By tea, India had another batting disaster with only 170 runs in their second innings leaving New Zealand with a target that they were expected to chase.
It was one of the worst batting performances on a good track with sun beating down.
Williamson is probably one of the few captains who have now got the Indian team out for less than 250 in six consecutive innings, a testimony to his brilliant cricketing acumen and near the perfect execution of plans by his bowlers.
Tim Southee (4/48) did the early damage with his swing bowling, Neil Wagner (1/44) bowled those hard “rib cage” overs coming round the stumps and Trent Boult (3/44), with his ability to bring it back into the left-hander, made for a brilliant few hours of Test cricket.
And then there was India’s nemesis Kyle Jamieson (2/30), who got his “bunny” Kohli third time in three Tests and twice in one to put the icing on the cake.
Pant fought for two and half hours for his 41 but it was more intent and less content as a cavalier devil may care approach didn’t get him too many runs.
The catch that Henry Nicholls took while running backwards was as good as one would witness at this level.
Pant’s dismissal did hamper India’s chances but before that an inspirational piece of captaincy from Williamson left an indelible mark.
He got Wagner to come round the wicket to Jadeja and the left-arm “pounder” went wide enough to nearly cut the side crease and angled one for Jadeja to nick it behind the stumps.
Pant’s approach of dealing with the New Zealand attack was better than just being in the shell, something that did more harm than good for Cheteshwar Pujara (15 off 80 balls).
Before Pujara, the extra bounce outside the off-stump had the Indian skipper falling for it and BJ Watling got the easiest of catches in his final game for the Black Caps.
Pujara’s abilities of grinding out bowlers have reached mythical proportions and once again he wasn’t looking to score.
The pressure built and Jamieson fired one in with the angle.
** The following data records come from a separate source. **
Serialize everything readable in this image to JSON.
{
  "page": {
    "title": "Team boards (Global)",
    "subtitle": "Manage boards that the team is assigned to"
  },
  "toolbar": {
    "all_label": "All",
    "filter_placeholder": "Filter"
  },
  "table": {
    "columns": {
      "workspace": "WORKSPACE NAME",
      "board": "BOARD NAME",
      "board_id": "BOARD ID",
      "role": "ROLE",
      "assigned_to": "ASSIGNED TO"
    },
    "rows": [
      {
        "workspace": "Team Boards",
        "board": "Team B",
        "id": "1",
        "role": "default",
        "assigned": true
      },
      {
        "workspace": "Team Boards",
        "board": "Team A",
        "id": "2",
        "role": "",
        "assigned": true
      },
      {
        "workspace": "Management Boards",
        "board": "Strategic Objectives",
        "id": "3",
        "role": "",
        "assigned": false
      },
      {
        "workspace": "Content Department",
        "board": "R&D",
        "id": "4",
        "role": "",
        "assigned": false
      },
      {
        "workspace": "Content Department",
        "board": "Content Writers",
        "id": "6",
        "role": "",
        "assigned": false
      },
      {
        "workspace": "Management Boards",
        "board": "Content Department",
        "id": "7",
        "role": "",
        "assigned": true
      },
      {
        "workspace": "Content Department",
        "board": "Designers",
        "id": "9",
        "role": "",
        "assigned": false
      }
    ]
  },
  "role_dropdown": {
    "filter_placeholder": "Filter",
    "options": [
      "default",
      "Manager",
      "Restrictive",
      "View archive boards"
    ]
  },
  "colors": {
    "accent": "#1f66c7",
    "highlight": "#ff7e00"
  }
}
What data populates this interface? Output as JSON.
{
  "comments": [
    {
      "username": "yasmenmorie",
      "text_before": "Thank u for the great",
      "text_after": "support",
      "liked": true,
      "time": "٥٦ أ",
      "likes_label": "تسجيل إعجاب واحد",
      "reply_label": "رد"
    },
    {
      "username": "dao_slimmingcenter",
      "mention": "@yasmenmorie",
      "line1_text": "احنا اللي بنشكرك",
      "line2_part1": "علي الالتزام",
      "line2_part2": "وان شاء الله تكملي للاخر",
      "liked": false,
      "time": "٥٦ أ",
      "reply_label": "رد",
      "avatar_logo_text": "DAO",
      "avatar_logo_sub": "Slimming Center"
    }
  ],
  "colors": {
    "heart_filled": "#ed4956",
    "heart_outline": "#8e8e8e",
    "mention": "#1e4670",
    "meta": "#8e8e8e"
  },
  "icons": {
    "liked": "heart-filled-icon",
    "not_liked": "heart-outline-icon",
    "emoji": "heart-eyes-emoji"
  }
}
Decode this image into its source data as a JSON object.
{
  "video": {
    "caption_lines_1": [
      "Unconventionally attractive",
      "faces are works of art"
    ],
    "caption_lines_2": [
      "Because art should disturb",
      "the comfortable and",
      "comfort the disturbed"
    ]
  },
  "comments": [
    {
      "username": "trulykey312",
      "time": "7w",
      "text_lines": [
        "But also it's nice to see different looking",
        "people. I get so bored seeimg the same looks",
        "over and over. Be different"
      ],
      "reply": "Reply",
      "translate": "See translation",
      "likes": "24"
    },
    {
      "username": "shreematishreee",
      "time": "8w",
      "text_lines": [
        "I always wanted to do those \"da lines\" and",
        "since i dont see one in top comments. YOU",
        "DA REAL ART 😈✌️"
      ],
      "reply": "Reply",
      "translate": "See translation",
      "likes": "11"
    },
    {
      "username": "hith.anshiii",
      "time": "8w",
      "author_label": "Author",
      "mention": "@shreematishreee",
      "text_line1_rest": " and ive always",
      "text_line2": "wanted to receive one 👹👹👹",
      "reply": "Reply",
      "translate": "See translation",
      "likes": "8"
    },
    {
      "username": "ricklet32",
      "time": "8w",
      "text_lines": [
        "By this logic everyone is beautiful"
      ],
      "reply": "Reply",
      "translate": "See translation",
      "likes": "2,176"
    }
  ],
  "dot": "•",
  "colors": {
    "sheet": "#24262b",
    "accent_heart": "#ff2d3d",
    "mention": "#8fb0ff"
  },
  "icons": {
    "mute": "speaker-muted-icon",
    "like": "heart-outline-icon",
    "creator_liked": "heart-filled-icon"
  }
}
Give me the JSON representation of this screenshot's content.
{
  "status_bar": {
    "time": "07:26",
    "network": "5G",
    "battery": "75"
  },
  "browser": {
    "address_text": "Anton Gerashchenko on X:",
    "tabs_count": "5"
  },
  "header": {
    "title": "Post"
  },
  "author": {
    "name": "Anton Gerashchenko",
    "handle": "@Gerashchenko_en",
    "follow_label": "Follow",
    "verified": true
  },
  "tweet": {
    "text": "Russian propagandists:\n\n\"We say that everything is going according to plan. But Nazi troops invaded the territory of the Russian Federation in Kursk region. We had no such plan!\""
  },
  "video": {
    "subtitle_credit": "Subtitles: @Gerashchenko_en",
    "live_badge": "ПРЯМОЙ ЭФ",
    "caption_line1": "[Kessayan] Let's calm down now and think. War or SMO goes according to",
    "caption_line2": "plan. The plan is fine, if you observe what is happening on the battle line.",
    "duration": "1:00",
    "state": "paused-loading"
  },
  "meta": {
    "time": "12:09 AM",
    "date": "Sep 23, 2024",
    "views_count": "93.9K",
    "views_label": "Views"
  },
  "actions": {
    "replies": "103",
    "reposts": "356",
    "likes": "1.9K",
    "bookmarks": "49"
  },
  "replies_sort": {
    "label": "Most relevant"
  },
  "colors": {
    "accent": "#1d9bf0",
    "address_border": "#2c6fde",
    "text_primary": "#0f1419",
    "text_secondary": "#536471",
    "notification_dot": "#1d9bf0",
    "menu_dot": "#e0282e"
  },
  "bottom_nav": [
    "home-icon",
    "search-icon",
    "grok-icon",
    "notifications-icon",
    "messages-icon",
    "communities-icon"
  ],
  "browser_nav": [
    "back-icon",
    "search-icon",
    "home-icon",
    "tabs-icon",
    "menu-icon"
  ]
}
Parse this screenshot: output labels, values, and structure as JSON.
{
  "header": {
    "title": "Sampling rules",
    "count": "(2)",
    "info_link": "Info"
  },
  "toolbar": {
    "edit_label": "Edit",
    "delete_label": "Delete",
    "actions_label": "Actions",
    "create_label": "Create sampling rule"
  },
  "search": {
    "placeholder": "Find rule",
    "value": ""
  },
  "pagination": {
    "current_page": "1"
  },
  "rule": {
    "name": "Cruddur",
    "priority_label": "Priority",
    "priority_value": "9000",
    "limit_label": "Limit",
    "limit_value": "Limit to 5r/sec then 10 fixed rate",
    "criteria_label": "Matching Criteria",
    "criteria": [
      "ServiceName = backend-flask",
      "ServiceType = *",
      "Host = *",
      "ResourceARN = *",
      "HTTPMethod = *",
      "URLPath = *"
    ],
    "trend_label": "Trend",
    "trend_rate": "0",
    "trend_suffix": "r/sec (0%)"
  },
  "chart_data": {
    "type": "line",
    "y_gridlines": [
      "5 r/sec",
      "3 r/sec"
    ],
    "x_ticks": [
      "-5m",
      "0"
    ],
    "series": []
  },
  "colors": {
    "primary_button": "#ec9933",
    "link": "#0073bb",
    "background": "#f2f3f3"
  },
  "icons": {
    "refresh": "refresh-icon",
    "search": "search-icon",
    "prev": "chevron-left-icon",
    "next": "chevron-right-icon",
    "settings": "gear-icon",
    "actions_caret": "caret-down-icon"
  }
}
Pujara wanted to remove his bat but it seemed the ball tailed him and Taylor got a regulation catch.
Ajinkya Rahane (15 off 40 balls) also didn’t last long and as it has happened with India often, their tail didn’t wag save for Mohammed Shami (13), who slashed three fours before Williamson cleverly deployed a “fly third-man” (neither short third-man nor the traditional third man) for the shot, which promptly landed in the fielder’s palms.
It was a day when everything went haywire for India and poor captaincy made matters worse.